In 2013, EightShapes partnered with Marriott.com Digital to transform their desktop-only room reservation process into a new, responsive design language. The project produced sophisticated, fluid displays across devices, setting the stage for billions of dollars in hotel reservations for years to come.
Plan by Establishing Boundaries
A top ecommerce site, nurtured by multiple in-house development teams, cannot be transformed willy nilly in a vacuum. A project of this scale needs clear boundaries, validated with in-house collaborators early and often.
Do No Harm
Sustain conversion rate of an online channel contributing billions in revenue †.
Transform desktop-only capabilities to retire the mobile-only site.
Layer the Language
Apply an emerging visual language of color, type, space, and more.
Don’t add features, but refine the UI with modern patterns.
Site features weren’t frozen during the project, either. As in-house teams soldiered on with enhancements and monthly releases, the responsive team worked in parallel, syncing with those updates.
Break Molds in Low-Fi
The in-house product team had never “done responsive” before and remained focused on new features and ongoing releases. Our participation transformed the experience quickly, forcing the team to observe and adapt to a new responsive mindset and workflow on the fly.
In the first two weeks of the project, we convened the group in two half-day brainstorming workshops.
Sketches came fast and furious. We explored handset and tablet implications on data-rich displays of hotels and rooms, immersive maps, and long reservation forms. The group converged on design themes like:
Focus on fluidity given variable displays, currencies, and languages.
Make maps immersive, especially on smaller devices.
Strengthen hotel branding through color and identity.
Minimize repetitive form entry by emphasizing sign in.
Defining a Layout Model
Following sketching studios, we produced wireframes of the layout model for search results, the most sophisticated page in the process.
We riffed on concepts ranging from a similar layout to the as-is experience to riskier, more dramatic shifts:
Conservatively mirrored most current layout choices.
Used panels extensively to modularize displays for smaller devices.
Spilled intentionally overboard with data density and UI sophistication.
With rapid wireframing, we defined a screen framework to accommodate device width and state of the UI. The device widths included handsets, tablets, small desktop, and wide desktop and UI states included list, map, hotel details, and map/hotel details combined.
By structuring discussion around clear dimensions and decisions, we illuminated their tolerance for risk and change. The group acknowledged how responsiveness forces change, embraced some ideas, and clarified what concepts to discontinue.
Prototype in Hi-Fi HTML & CSS
At EightShapes, we believe responsive design needs more than mockups for “desktop” and “handset”. Adding “tablet” isn’t enough either. To limit responsive thinking to two or three sizes is irresponsible.
Devices unpredictably span widths from 300px past 1024px wide in various aspect ratios. Expressing responsiveness in high-fidelity HTML & CSS prototypes isn’t a nice-to-have. It’s a necessity: show the design at any size or circumstance, just as the customer will see it.
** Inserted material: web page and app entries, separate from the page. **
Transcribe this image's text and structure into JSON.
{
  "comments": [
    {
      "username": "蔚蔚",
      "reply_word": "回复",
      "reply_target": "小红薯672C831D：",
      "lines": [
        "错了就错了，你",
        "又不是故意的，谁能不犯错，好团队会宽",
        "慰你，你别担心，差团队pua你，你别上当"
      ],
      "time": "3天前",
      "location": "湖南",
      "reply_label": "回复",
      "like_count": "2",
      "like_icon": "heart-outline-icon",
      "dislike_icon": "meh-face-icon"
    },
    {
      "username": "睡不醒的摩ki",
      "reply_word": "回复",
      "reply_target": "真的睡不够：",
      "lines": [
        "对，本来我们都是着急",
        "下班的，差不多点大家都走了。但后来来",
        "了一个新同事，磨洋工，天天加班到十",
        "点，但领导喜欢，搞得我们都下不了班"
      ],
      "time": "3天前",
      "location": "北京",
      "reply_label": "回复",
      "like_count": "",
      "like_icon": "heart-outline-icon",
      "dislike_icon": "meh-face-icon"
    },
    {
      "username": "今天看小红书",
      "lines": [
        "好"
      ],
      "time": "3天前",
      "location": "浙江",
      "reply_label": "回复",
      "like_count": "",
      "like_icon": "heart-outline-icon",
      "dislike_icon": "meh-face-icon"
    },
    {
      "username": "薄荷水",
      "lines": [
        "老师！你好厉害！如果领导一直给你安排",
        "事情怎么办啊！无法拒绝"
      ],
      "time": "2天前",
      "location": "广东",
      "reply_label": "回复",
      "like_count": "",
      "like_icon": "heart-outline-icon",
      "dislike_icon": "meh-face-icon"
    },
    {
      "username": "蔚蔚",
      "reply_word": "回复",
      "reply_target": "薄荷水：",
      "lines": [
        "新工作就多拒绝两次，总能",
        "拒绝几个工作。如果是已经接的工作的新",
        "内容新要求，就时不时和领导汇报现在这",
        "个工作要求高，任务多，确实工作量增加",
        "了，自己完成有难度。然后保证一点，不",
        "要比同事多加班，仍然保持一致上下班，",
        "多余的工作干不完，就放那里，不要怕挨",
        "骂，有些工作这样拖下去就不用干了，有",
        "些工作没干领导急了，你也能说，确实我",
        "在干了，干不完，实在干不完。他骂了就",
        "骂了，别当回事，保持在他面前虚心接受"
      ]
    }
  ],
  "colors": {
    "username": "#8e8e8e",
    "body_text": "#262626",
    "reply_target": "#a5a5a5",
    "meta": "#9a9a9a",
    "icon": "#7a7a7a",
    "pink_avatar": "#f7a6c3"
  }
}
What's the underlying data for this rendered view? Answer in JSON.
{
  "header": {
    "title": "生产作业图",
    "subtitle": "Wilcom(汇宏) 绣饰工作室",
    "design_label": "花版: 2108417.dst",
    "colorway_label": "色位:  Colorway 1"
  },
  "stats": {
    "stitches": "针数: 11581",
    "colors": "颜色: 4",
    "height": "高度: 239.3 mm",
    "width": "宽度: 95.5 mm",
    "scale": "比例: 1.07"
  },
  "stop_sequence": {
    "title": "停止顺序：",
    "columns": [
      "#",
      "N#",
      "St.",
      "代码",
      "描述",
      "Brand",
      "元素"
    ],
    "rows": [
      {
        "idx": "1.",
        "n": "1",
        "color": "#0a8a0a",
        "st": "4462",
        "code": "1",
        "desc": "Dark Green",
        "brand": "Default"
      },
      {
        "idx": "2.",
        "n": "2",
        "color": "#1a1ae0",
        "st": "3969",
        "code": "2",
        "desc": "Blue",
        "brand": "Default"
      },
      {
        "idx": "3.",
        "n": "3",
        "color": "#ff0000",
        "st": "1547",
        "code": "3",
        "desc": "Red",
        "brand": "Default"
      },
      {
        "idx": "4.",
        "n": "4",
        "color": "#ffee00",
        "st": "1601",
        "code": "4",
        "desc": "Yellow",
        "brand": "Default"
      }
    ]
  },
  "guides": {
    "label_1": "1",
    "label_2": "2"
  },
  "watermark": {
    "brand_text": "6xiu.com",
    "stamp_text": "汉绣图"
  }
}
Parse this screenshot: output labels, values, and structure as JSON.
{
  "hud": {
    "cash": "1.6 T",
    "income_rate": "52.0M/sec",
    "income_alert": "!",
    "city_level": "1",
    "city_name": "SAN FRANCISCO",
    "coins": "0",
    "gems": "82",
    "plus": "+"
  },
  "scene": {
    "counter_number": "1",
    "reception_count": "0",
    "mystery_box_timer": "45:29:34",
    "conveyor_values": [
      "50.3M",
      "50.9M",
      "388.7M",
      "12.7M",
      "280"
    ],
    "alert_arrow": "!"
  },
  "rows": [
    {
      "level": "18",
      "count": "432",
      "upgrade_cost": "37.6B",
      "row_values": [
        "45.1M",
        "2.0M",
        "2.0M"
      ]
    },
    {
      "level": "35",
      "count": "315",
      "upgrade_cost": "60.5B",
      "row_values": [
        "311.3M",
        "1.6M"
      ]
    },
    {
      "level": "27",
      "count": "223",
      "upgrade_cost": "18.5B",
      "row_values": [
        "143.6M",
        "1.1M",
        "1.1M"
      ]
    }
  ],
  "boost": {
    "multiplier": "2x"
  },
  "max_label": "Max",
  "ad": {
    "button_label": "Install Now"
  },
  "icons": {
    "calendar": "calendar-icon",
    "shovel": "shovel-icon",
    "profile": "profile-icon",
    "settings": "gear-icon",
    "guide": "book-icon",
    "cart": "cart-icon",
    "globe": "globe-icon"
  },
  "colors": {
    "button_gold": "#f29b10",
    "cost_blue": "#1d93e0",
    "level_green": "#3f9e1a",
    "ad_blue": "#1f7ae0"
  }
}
As the stewards of the emerging Marriott Digital Design System, our team knew the visual language, layout system, and HTML/CSS design toolkit. We’d built the system ourselves, and it provided us a tremendous head start to tackle the project efficiently.
Prototyping was central to the process from the outset. Pairing a coding-capable UX designer with a visual designer creating PSD mockups, we got to work!
Over the course of two months we designed, prototyped, researched, and refined the entire flow from search results to a confirmed reservation.
Viewing and Comparing Hotels Quickly
On wide screens, selecting a hotel opened a detail panel to the right of the list. This master-detail UI pattern sped up toggling between hotels, facilitating comparison and decision-making.
To ensure we got it right, we prototyped with real content of countless hotels, varying brand identities to simulate choosing a hotel across Marriott’s range of property types.
The experience on smaller screens gave us an excuse to work with the development team on designing and coding gestures. Swiping from hotel to hotel is a natural, expected gesture.
Design details matter. Panel edges hint at distinct hotel brands using color and shape, and imply swiping. A fixed header persists the Close button no matter the scroll. Tappable content invokes maps and phone calls.
For a team unfamiliar with gesture-based interaction, demonstrating the experience via a fully-coded prototype provoked useful questions of “What gestures go where?” and “What script libraries do we need for these features?”
Revealing Hotel Brands within Immersive Maps
Maps proved an exciting challenge too. Maps? Why maps? Doesn’t Google do maps, like really well? Yes, but [as Marriott learned in prior research] mapping is essential to finding just the right hotel.
On the desktop, we sought to make the map bigger. Way bigger. Break the layout grid’s max-width of 1024px bigger. The map dominated the desktop browser’s view, extending to the canvas’ max width of 1400px. The massive map size also afforded more space for the panel of hotel details, focusing users on the central task.
On small screens, users can pan the map by swiping, conflicting with the vertical swipe otherwise used throughout. Therefore, toggling to the map triggered an animation, conveying a shift in mode..